EXTRACTED DATA Start Marker

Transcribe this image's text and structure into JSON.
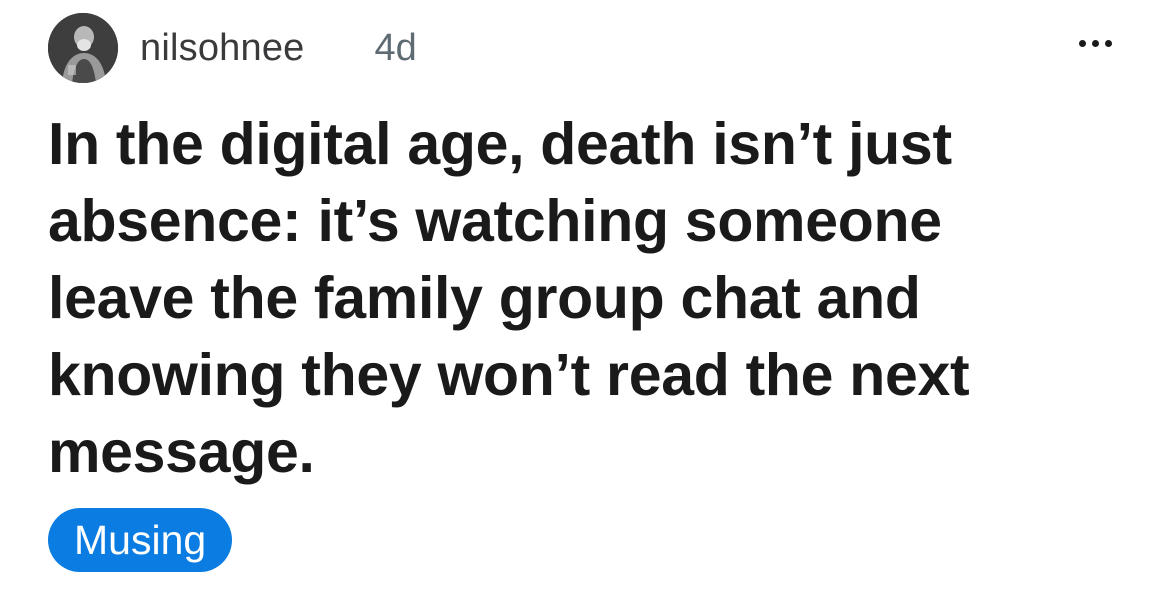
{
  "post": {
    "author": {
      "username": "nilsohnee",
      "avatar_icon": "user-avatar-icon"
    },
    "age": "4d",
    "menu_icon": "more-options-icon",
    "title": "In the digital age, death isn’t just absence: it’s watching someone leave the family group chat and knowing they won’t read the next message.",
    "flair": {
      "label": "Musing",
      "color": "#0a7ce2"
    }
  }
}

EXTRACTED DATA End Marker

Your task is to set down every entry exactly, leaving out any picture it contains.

SOLUTION TO THIS PROBLEM:
Transcribe this image's text and structure into JSON.
{
  "post": {
    "author": {
      "username": "nilsohnee",
      "avatar_icon": "user-avatar-icon"
    },
    "age": "4d",
    "menu_icon": "more-options-icon",
    "title": "In the digital age, death isn’t just absence: it’s watching someone leave the family group chat and knowing they won’t read the next message.",
    "flair": {
      "label": "Musing",
      "color": "#0a7ce2"
    }
  }
}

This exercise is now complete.